   Nuthatches are small woodland scansorial Passeres with a long hallux and front toes of unequal length. They are compact and have a short tail with 12 tail feathers. Nuthatches use only their feet in climbing - tails do not act as props. For this reason, they can move both up and down tree trunks, branches (or rock cliffs). They have large heads with sharp-pointed, chisel-shaped bills and short tails. They feed on insects, their eggs and larvae, spiders, fruits, and nuts (more animals in summer, more plants in winter). They may cache food for later use. The Eurasian Nuthatch, Sitta europeae, may wedge a net in a crevice before attacking it – hence the name of the group.         
   Nuthatches are monogamous. They are cavity nesters - they may use mud to reduce the size of the entrance hole. Some spread noxious materials or resin around the entrance to discourage predators. Usually the female incubates 4-9 eggs and the male provides food. Young fledge in 20-25 days. Both parents feed the chicks.
   We have three species that can be seen in South Carolina: the Red-breasted Nuthatch, White-breasted Nuthatch, and the Brown-headed Nuthatch.
    White-breasted Nuthatch White-breasted Nuthatch,
Sitta carolinensis
.
Clemson
                                SI Web
 
  Family Tichodromidae – Wallcreepers
Wiki    EoL
  1 (1) species, 1 genus (Tichodroma). Mountains of Eurasia (Pyrenees, Alps, Altay Mountains). Typically included with the nuthatches.
   They are small scansorial birds with a long, thin bill.
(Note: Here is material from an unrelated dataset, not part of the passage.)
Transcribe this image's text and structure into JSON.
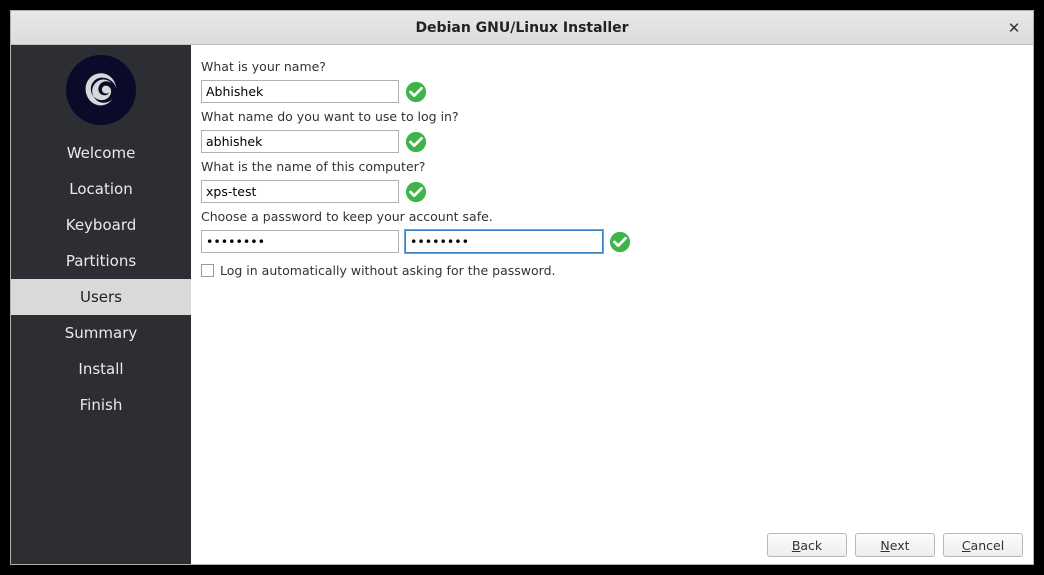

They are blue-gray with darker flight feathers and a rufous panel in the wings and coverts. They have a butterfly-like flight. They feed on insects and nests in rock crevices. They are birds of high mountains and may be difficult to see. They are insectivores, foraging on rocks and flycatching from a rock perch.
   The female builds a cup nest in a sheltered crevice or hole. The nest typically has 2 entrances. They lay 4-5 eggs which are incubated for 19-20 days by the female. The male feeds the incubating hen and both parents feed the chicks which fledge in 26-30 days.
 
  Family Certhiidae – Northern (Tree) Creepers
Wiki     EoL
EXAMPLE
  6 (7) species, 1 genus (Certhia). Holarctic – may have originated in the Old World? Harris (2009) includes the Spotted Creeper (below) in this family.
   These are small scansorial woodland birds, brown above and white below. They have thin, down-curved bills and long, curved claws. They have a long tail used to prop the bird vertically on tree trunks and branches - like woodpeckers, not nuthatches. (The tail feathers are molted from the outside inward and the stiff central pair is lost only after the others are grown.) They usually spiral up a tree or branch then fly to the base of the next tree, feeding on insects and their eggs and larvae as they forage. Their song is thin and high-pitched but it may alert you to their presence in winter.
   They build a loose nest in crevices or behind loose bark on trees. The female incubates the 3-6 eggs for 14-15 days. Young fledge after 15-16 days..        
   We have one representative, the Brown Creeper.    
 
  Family Salpornithidae – African (Spotted) Creeper
Wiki     EoL
  1 species, 1 genus (Salpornis). Sub-Saharan Africa and northern India. May be included with the creepers.
   A small bird found in open deciduous forest and mangrove swamps. They are barred and spotted and twice as massive as treecreepers. They have a thin, down-curved bill but lacks stiff tail feathers of the treecreepers.
   The nest is a cup placed on a branch. The clutch is usually 2 eggs in India, 3 in Africa.
   
 

 

 

 

 

 

 

 

 

 

 



   
  Banner - White-breasted Nuthatch. Clemson, SC.